|Vintage seed catalog examples from the Smithsonian Libraries.|
The Smithsonian Institution maintains an online collection of vintage seed catalogs of about 10,000 seed and nursery catalogs dating from 1830s in their archives. Many of the catalogs were part of the Burpee Collection donated to the Horticulture Services Division by Mrs. David Burpee in 1982. The impressive collection maintained by The Smithsonian includes seed catalogs from Burpee its competitors and smaller companies like those of Miss C.H. Lippincott.
Wall charts were first introduced in primary schools and would quickly find their way into high schools and universities. These wall charts became important teaching aids as populations increased and the numbers of students increased with it making circulating picture books, loose engravings and biological specimens impractical.
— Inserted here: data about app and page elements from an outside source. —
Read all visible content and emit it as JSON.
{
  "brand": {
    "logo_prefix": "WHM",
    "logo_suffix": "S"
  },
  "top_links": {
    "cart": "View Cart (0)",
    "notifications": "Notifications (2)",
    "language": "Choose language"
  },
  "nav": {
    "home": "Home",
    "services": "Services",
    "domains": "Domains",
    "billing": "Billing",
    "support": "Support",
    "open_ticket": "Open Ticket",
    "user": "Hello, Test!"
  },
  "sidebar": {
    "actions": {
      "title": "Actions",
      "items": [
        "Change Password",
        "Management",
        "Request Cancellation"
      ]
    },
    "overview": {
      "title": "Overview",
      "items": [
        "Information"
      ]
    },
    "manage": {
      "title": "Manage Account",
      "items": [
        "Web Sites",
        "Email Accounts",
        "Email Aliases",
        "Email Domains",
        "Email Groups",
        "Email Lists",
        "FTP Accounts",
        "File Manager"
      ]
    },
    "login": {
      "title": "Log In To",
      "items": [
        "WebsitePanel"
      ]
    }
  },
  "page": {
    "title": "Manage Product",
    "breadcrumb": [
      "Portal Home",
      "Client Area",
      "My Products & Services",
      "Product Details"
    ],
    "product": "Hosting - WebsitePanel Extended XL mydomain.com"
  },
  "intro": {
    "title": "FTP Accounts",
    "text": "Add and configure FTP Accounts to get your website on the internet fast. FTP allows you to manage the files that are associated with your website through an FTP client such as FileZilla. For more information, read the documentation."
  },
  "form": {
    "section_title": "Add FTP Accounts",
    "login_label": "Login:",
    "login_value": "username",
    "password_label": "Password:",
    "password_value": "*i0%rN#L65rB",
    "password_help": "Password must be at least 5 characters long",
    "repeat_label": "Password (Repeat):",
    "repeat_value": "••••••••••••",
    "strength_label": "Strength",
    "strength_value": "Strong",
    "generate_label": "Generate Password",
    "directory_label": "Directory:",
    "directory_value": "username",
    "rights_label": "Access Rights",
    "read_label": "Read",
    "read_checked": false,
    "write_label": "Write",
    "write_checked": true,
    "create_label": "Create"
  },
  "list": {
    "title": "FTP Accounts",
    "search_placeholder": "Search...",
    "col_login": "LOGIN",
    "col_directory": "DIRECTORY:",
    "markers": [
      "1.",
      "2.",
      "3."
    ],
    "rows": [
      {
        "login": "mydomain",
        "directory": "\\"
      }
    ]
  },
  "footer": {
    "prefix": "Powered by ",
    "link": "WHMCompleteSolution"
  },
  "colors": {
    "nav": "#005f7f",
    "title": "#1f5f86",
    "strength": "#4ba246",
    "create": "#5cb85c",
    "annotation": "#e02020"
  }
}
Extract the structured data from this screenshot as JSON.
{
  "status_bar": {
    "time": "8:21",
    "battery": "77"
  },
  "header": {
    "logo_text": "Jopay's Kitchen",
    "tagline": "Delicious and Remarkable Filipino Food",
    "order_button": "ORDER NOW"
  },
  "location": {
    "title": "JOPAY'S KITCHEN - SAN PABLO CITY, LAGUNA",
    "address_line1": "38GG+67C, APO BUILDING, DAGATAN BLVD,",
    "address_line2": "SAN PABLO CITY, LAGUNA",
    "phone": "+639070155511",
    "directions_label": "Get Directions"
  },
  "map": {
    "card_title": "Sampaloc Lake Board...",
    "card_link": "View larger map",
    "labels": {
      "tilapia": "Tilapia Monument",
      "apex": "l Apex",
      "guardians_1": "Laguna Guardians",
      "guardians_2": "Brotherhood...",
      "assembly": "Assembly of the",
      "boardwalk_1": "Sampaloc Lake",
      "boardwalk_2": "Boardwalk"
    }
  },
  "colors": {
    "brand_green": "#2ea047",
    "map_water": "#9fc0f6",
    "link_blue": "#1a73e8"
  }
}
According to Katrien Van der Schueren, author of The Art of Instruction, these educational wall charts originated in Germany around 1820. During the decade between 1990 and 1890 German printers alone published more than twenty thousand distinct charts that were sold and distributed around the world.
A few years ago I planted two bags of Oriental lily bulbs in my garden after I found the bulbs on sale and couldn't pass up a discount. Over two years the bulbs established themselves, grew taller and produced more blooms per stem. One evening while the clumps where at their peak a stranger walking past the garden stopped and asked me what I had sprayed in the garden to get it to smell so good. Then a day later a family member asked me the same question. Both of them where referring to the scent emanating from the lily blooms that is downright enchanting on a humid summer day. When another family member asked me to help start a garden the first plant I thought to share where some of my Oriental lilies. So I set about transplanting Oriental lily bulbs from my garden to this new garden.
Propagating your ornamental sweet potato vine to expand your plant collection, or to overwinter your plant to grow again next year is really easy. You can take cuttings of your ornamental sweet potato vines and root the cutting in water. But using a simple layering method or (tip layering) is just as easy and saves you the repotting step of rooting in water because the vine will root in a pot with potting soil as it grows.